■ Task ■
Which lines of the entries contain the string "this"? Copy each of them.

■ Dataset extract ■
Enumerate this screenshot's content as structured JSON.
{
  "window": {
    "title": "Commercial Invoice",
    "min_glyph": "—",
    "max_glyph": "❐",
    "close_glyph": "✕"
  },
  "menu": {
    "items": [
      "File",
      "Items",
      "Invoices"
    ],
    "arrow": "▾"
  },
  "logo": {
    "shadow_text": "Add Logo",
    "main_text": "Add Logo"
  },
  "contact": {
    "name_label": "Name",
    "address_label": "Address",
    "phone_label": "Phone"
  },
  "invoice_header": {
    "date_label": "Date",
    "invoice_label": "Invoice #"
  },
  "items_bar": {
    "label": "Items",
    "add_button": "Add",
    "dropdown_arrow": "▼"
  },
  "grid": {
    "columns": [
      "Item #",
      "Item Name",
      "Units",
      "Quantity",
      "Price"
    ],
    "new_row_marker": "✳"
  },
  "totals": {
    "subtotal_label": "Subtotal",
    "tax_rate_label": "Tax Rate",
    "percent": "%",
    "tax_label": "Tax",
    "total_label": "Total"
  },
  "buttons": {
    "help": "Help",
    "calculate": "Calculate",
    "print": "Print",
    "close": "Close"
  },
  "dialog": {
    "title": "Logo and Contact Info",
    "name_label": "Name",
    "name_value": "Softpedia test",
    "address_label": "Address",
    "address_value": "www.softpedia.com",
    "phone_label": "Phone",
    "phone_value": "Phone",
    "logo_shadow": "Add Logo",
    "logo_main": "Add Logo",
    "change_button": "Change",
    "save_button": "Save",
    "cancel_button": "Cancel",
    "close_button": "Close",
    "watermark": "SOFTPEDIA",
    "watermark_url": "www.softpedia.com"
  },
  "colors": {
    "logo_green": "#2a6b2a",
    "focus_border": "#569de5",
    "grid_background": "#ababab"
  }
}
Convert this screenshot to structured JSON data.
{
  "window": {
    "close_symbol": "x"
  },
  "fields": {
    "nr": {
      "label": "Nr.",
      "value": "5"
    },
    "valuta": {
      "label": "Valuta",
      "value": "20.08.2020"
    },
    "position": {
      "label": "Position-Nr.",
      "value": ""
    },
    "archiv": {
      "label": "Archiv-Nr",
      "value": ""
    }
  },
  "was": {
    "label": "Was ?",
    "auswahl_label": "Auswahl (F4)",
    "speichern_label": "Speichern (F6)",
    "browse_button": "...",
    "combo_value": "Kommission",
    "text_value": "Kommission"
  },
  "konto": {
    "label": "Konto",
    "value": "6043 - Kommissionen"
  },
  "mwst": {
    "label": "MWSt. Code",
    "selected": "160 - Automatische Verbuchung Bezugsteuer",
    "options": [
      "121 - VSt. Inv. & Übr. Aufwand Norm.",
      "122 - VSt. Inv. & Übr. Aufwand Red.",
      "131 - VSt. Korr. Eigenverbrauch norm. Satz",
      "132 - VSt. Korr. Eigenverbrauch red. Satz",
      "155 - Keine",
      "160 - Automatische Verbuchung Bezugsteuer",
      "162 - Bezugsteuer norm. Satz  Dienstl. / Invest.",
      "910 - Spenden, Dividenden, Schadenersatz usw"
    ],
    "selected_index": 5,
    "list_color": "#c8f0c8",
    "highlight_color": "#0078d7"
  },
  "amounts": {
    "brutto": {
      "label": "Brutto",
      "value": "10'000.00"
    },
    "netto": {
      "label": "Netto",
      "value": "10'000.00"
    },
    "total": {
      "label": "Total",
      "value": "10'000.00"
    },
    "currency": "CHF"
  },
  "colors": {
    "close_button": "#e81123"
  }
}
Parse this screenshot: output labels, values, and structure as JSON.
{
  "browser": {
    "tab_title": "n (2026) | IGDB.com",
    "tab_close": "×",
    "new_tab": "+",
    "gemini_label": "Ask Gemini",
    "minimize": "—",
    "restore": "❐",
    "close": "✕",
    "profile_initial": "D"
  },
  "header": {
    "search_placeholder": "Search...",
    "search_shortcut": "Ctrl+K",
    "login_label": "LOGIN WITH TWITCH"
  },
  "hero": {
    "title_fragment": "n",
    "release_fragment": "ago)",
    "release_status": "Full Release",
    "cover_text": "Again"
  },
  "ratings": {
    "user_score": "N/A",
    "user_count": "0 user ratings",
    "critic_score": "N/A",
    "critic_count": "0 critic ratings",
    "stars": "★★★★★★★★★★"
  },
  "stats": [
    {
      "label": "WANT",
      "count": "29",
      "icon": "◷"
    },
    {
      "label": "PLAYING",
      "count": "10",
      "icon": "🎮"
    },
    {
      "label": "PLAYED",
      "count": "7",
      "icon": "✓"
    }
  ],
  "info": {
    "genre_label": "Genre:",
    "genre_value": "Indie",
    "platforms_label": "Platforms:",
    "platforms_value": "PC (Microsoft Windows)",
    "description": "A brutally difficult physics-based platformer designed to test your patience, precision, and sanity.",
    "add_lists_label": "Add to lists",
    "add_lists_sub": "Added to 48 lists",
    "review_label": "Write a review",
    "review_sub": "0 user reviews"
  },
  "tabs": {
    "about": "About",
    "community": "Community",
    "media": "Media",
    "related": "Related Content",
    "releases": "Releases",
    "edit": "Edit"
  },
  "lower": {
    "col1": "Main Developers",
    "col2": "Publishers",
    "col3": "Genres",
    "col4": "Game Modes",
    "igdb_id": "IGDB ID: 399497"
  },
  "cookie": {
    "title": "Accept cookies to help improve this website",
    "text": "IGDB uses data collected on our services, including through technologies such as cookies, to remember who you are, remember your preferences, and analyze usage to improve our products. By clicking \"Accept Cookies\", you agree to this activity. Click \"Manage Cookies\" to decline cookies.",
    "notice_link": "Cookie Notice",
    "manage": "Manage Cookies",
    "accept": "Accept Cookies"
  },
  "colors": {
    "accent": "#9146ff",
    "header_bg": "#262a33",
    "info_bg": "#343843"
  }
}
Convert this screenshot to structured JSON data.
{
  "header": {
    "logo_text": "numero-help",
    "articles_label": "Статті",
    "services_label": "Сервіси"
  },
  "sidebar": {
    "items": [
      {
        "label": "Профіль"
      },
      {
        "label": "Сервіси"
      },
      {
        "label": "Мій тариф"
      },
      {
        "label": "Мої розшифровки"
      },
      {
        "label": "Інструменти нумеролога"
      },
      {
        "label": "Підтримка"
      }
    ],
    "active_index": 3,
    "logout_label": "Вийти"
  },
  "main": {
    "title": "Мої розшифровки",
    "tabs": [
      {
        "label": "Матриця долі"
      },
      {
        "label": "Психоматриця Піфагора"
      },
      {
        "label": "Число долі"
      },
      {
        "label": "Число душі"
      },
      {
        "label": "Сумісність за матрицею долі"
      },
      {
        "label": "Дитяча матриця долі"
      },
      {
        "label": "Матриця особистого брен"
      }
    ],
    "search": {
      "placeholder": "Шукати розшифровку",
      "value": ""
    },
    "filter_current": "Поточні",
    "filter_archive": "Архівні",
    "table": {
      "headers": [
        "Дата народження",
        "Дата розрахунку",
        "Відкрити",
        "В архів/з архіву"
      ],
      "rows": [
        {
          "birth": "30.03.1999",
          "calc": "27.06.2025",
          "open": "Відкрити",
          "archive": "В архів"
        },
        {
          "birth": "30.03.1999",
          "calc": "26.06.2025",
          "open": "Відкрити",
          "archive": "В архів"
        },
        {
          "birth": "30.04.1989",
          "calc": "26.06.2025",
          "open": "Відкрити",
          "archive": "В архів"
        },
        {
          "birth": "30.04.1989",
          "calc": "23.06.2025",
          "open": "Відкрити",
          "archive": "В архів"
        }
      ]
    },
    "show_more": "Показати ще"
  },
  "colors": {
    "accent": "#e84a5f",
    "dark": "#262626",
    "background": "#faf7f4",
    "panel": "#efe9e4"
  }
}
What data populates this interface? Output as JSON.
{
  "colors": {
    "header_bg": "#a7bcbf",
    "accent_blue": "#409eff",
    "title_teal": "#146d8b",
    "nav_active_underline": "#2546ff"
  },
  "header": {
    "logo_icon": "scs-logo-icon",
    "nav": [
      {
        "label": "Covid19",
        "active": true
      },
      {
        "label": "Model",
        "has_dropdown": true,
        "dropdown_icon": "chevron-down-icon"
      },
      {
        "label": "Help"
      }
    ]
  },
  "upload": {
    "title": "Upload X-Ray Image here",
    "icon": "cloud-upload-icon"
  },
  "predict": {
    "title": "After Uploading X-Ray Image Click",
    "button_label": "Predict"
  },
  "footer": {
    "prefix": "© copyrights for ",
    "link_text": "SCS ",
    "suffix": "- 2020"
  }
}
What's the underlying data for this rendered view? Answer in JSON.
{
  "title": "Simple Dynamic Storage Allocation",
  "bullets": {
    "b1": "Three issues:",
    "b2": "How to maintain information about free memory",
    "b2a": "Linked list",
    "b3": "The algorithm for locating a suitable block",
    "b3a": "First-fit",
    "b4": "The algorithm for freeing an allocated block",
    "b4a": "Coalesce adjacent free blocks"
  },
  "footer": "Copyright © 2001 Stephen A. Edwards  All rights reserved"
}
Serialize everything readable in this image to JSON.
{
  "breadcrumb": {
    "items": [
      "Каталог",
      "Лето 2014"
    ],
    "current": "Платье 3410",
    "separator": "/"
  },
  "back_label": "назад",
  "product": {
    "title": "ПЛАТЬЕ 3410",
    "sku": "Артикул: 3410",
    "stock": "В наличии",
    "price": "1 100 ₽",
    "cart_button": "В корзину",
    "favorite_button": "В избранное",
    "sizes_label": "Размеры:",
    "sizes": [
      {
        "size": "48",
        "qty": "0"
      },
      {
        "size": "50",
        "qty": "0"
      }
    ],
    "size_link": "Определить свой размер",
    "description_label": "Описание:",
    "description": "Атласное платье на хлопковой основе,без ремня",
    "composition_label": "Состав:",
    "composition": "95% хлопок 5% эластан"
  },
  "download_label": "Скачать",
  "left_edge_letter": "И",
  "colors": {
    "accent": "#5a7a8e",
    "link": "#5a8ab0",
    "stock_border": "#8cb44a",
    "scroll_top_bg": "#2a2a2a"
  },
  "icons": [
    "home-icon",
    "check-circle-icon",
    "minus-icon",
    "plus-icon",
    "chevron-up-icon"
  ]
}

■ Task output ■
Enumerate this screenshot's content as structured JSON.
Convert this screenshot to structured JSON data.
Parse this screenshot: output labels, values, and structure as JSON.
    "title": "Accept cookies to help improve this website",
    "text": "IGDB uses data collected on our services, including through technologies such as cookies, to remember who you are, remember your preferences, and analyze usage to improve our products. By clicking \"Accept Cookies\", you agree to this activity. Click \"Manage Cookies\" to decline cookies.",
Convert this screenshot to structured JSON data.
What data populates this interface? Output as JSON.
What's the underlying data for this rendered view? Answer in JSON.
Serialize everything readable in this image to JSON.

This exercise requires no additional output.